How does insulin concentration change during the course of type II DM?

rises due to resistance then very decreased bc of Beta cell exhaustion

amyloid deposits

75

Tx of type II DM

weight loss (1st always);
Rx to counter insulin resistance;
end stage is insulin dependent

76

What is a risk for uncontrolled type II DM? How does it present?

hyperosmolar non-ketotic coma => very very high glucose leading to life threatening diuresis causing hypoTN & coma w/ absent ketones (small amounts of insulin counteracts glucagon)

77

Vascular complications of DM?

NEG of vascular BM =>

NEG of large/medium vessels leads to atherosclerosis;
NEG of small vessels leads to hyaline arteriosclerosis;
NEG of Hgb leads to HbA1c (marker of glycemic control)

78

What cells/structures are at risk for osmotic damage due to high sugar?

Schwann cells => basis of neuropathy in diabetics
Pericytes in retina blood vessels => aneurysm causing rupture to blindness
lens

79

Pancreatic endocrine tumors are associated with what?

MEN 1 => parathyroid hyperplasia & pituitary adenoma

80

How does an insulinoma present? what relieves Sx? What are the labs?

episodic hypoglycemia w/ mental changes relieved by glucose

low glucose;
high insulin & C peptide

81

Patient w/ Treatment resistant PUD. what is Dx?

Gastrinoma => ZE syndrome

can be multiple & extend into jejunum

82

Patient w/ low stomach pH along with gallstones & steatorrhea. Dx? Why the Sx?

Somatostatinoma
inhibits gastrin so achlorhydria
inhibits CCK => cholelithiasis & steatorrhea

83

Patient w/ watery diarrhea, hypokalemia, achlorhydria. Dx?

VIPoma

84

How does cortisol raise the blood sugar? What are the effects of the elevated blood glucose?

breakdown muscle causing weakness w/ thin extremities;

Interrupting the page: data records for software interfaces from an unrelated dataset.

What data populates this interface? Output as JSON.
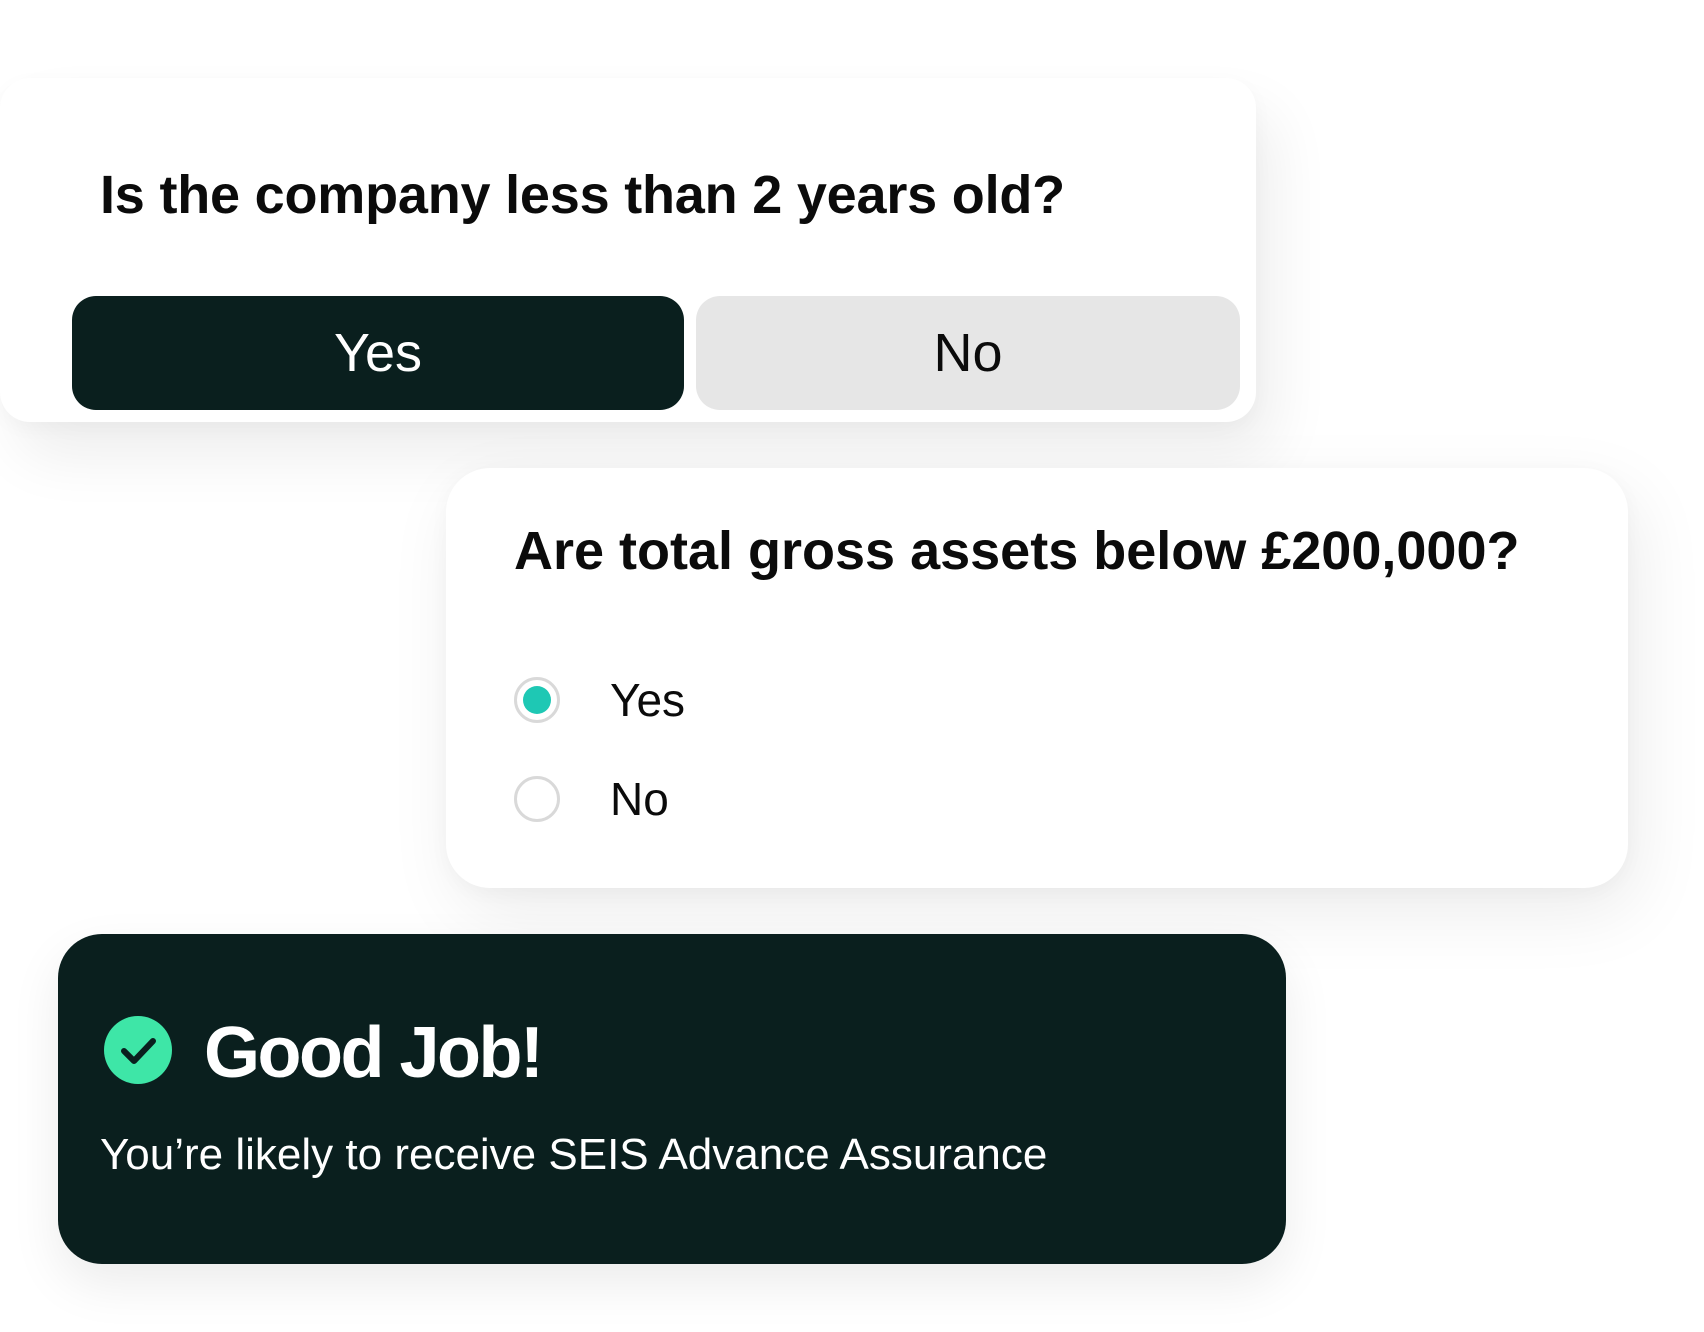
{
  "question1": {
    "text": "Is the company less than 2 years old?",
    "options": [
      "Yes",
      "No"
    ],
    "selected": "Yes"
  },
  "question2": {
    "text": "Are total gross assets below £200,000?",
    "options": [
      "Yes",
      "No"
    ],
    "selected": "Yes"
  },
  "result": {
    "title": "Good Job!",
    "message": "You’re likely to receive SEIS Advance Assurance",
    "icon": "check-circle-icon"
  },
  "colors": {
    "dark": "#0a1f1e",
    "radio_accent": "#1ec8b4",
    "check_green": "#3ee6a7",
    "button_inactive": "#e6e6e6"
  }
}
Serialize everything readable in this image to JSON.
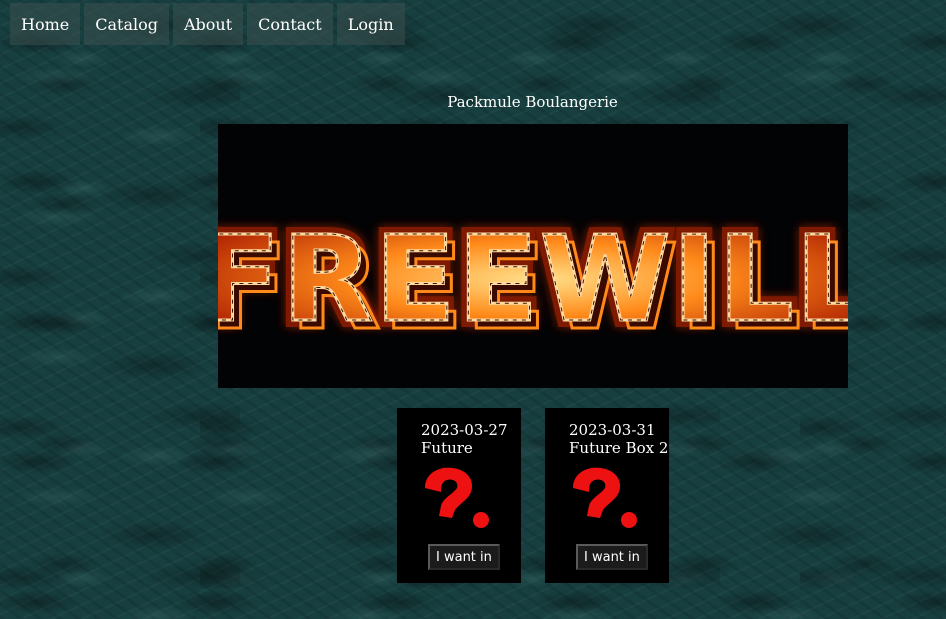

insulin is released to store fat on face, back, trunk

85

What is the mechanism of abdominal striae in Cushings?

ruptured blood vessels due to collagen damage

86

How does stress or any increase in cortisol raise HTN?

upregulate alpha-1 receptors on arterioles thus increasing effect of catecholamines (esp NE)

87

What are the 3 mechanisms by which cortisol leads to immune suppression?

1) inhibits phospholipase A2 => cannot produce arachidonic acid metabolites
2) inhibits IL-2
3) inhibits histamine release from mast cells

88

What are the 4 major causes of cushing syndrome?

MCC=> exogenous corticosteroids;
Primary adrenal adenoma, hyperplasia, or CA (one large & one atrophic adrenal gland)
ACTH secreting pituitary adenoma (hyperplastic adrenals);
paraneoplsatic ACTH secretion (bilateral hyperplastic adrenals)

89

Prolonged exogenous corticosteroids will result in what grossly?

atrophy of both adrenals

90

How would ATCH pituitary adenoma be differentiated from paraneoplastic ACTH secretion?

High dose dexamethasone (cortisol analog) then measure cortisol levels

If ACTH is suppressed then pituitary adenoma;

If no ACTH suppression then small cell lung CA